Turns out we've just done 500 miles as a team, so we decide to go out for a couple drinks to celebrate. We only have about 20 miles left to go and it's only like 4 p.m. so we have time for a longer break. We find this log cabin restaurant place down the street and wait 10 minutes for it to open and go in and sit down. Everyone gets beers except Dan, who gets a Pepsi, and I get a hard cider. The decor of the place is really interesting and rustic and we have a nice time sitting there, me trying to gather some strength to continue without throwing up or giving up. I try to order another type of cider but when it comes it's just an apple-flavored beer, which is disappointing, but I don't want to deal with sending it back so I give it to Anna Faye and settle down with water.

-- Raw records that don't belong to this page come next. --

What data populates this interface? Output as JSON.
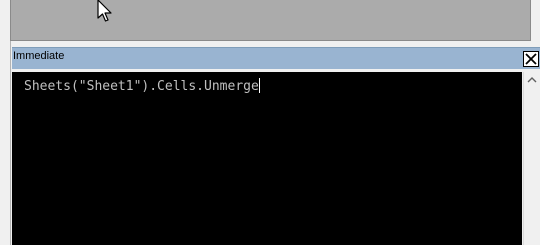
{
  "colors": {
    "code_area_background": "#ababab",
    "title_bar_background": "#99b4d1",
    "editor_background": "#000000",
    "code_text": "#c0c0c0"
  },
  "icons": {
    "close": "close-icon",
    "scroll_up": "scroll-up-arrow-icon",
    "mouse_pointer": "mouse-pointer-icon"
  },
  "immediate_window": {
    "title": "Immediate",
    "code_line": "Sheets(\"Sheet1\").Cells.Unmerge"
  }
}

I don't remember anything of the cycle beyond this except for latching on to Dan's back wheel as he acted the wind break for me, pulling me into Cedar Springs. I tuned everything else out but that wheel in order to actually make it to where we decided to camp that night. Except that where we thought the national, campable forest started wasn't and all we can see is POSTED: NO TRESPASSING signs. We go another 6 or 7 miles beyond where we wanted to stop and finally pass another abandoned, creepy, ivy-conquered house and decide to just camp in the flat area behind its barn because, well, who could possibly mind? The grass back there is tall and full of spiders which is hard for Jenn to take but we get our tents up and start on supper well before the light starts fading. We don't have water to cook with so Dan cycles down the street a bit to an inhabited house to beg a gallon of water off someone. Turns out it's an old lady living alone and Dan is pretty sure she's super scared of him but she does fill up our canteen in her kitchen while he waits outside on the porch. Hot links, canned spinach, kidney beans, and rice it is. We eat our fill and then all retire to sleep. There's no phone signal and I'm exhausted so I crash pretty hard, waking up later only as it gets colder so that I can wiggle into my sleeping bag.

Tomorrow hopefully my muscles will calm down and I can actually enjoy myself.

pax.

--
today's numbers
distance: 67 mi
riding time: 6 hrs 37 min
avg speed: 10.1 mph
max speed: 37 mph
total trip: 631.3 mi
--

Today's featured guest cyclist:

Brian riding Flagondry

1 comment:

  1. Oh, bummer. I hope you start feeling better soon.

    ReplyDelete